Video of the Friendship Train 
 


George Marshall, then Secretary of State, said, “from this time on…every man, woman and child in this country will exert a direct personal influence on the course of international affairs.” And they most certainly did in helping feed Europe’s hungry. The Friendship Train preceded one of our most successful foreign policy initiatives, the Marshall Plan that rebuilt Europe from the ashes of World War II.

Every American today can have a similar influence, whether feeding war refugees and flood victims in South Sudan or a hungry person in Syria or Afghanistan displaced by conflict. If everyone became a leader, had their own type of “Friendship Train,” this would be the biggest contribution to peace that can be made.

It does not take much to make a difference. Even one dollar buys a week’s worth of meals for a child. A church I visited had a collection jar for such a purpose called Change for a Change. Anyone with a computer can play the online game FreeRice and raise funds for the World Food Programme. Organizing a fundraising road race or walk in your community can also send a powerful message that world hunger is a top priority.

We cannot expect there to be peace with millions of people malnourished and children stunted in growth. The instability we see in the world will never cease unless there is food, hope, and opportunity for all.

At home leadership is needed too, with many Americans struggling to get enough food for their families. Unemployment, health issues, or natural disasters like Hurricane Sandy place people in need of emergency food banks. We have to make sure that these foodbanks have enough supplies.

That is where citizens can take the lead in organizing canned good collections or online fundraisers. Athletes can use a cell phone app called Charity Miles to raise money for Feeding America as well as the World Food Programme.

Combining your charitable acts with messages to the President and the Congress can make leadership contagious. You can encourage Congress, for instance, to pass legislation helping the hungry such as the upcoming Farm Bill.

Today, there is enough food worldwide to feed all the hungry at home and abroad. It’s not a question of resources as much as leadership.

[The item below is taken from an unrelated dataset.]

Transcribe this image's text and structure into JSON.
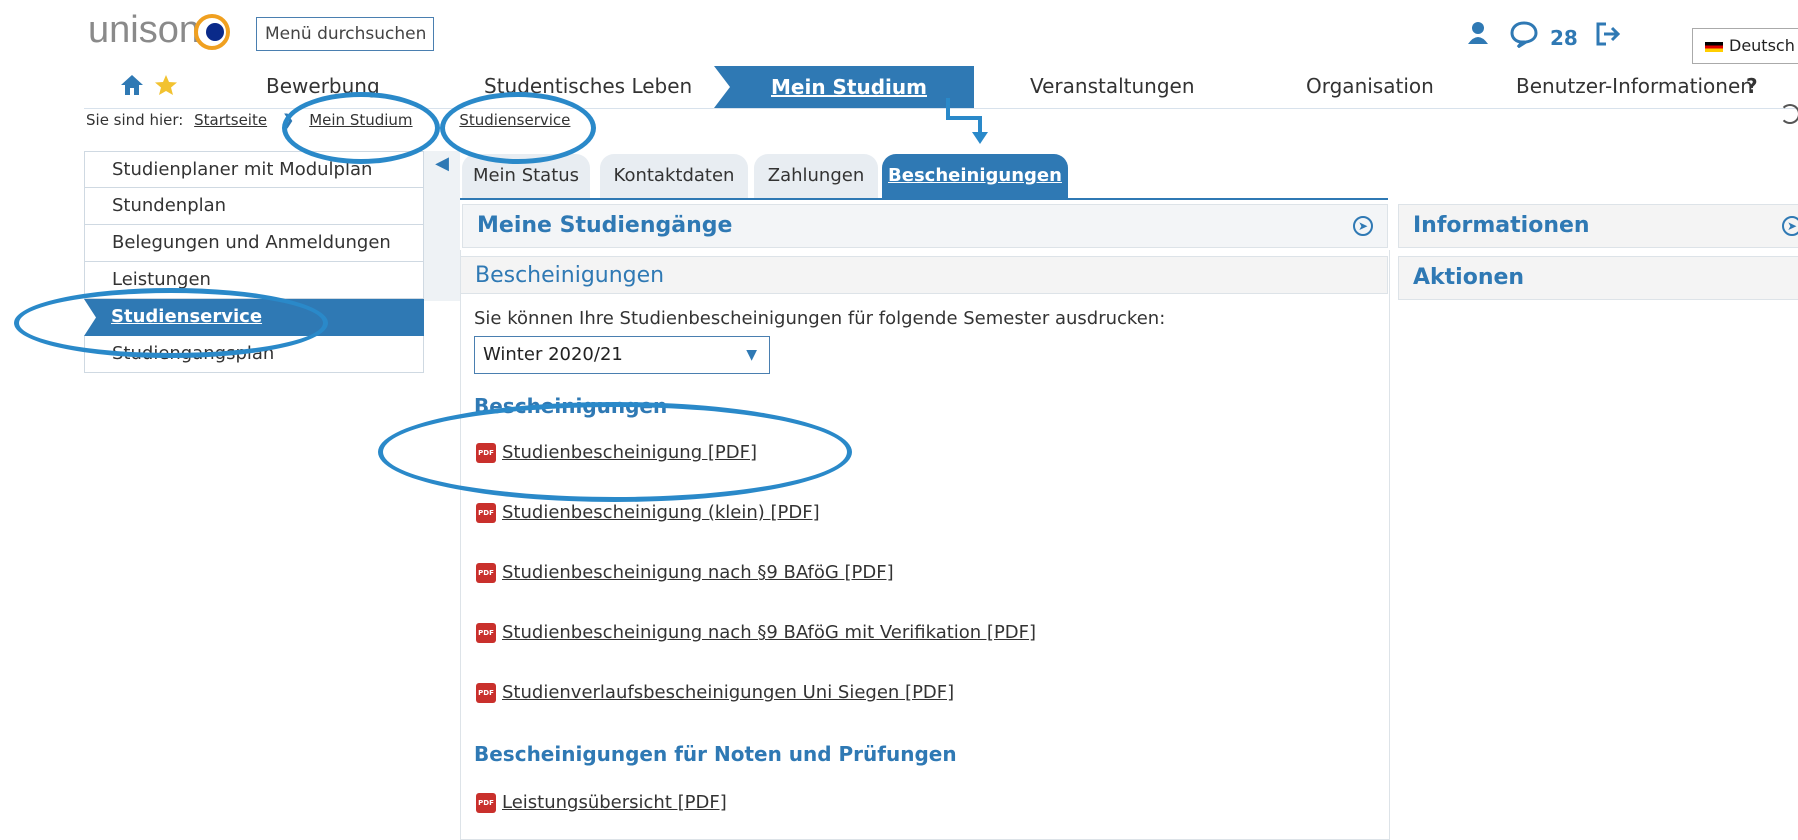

That is where you can come in to take charge in confronting the food crisis facing our planet.

About William Lambers

William Lambers is the author of several books including Ending World Hunger: School Lunches for Kids Around the World. This book features over 50 interviews with officials from the UN World Food Programme and other charities discussing school feeding programs that fight child hunger. He is also the author of Nuclear Weapons, The Road to Peace: From the Disarming of the Great Lakes to the Nuclear Test Ban Treaty, Open Skies for Peace, The Spirit of the Marshall Plan: Taking Action Against World Hunger, School Lunches for Kids Around the World, The Roadmap to End Global Hunger, From War to Peace and the Battle of Britain. He is also a writer for the History News Service. His articles have been published by newspapers including the Cincinnati Enquirer, Des Moines Register, the New York Times, San Francisco Chronicle, Buffalo News, San Diego Union Tribune, the Providence Journal, Free Lance-Star (VA), the Bakersfield Californian, the Washington Post, Miami Herald (FL), Chicago Sun-Times, the Patriot Ledger (MA), Charleston Sunday Gazette Mail (WV), the Cincinnati Post, Salt Lake Tribune (UT), North Adams Transcript (MA), Wichita Eagle (KS), Monterey Herald (CA), Athens Banner-Herald (GA) and the Duluth News Journal. His articles also appear on History News Network (HNN) and Think Africa Press. Mr. Lambers is a graduate of the College of Mount St. Joseph in Ohio with degrees in Liberal Arts (BA) and Organizational Leadership (MS). He is also a member of the Feeding America Blogger Council.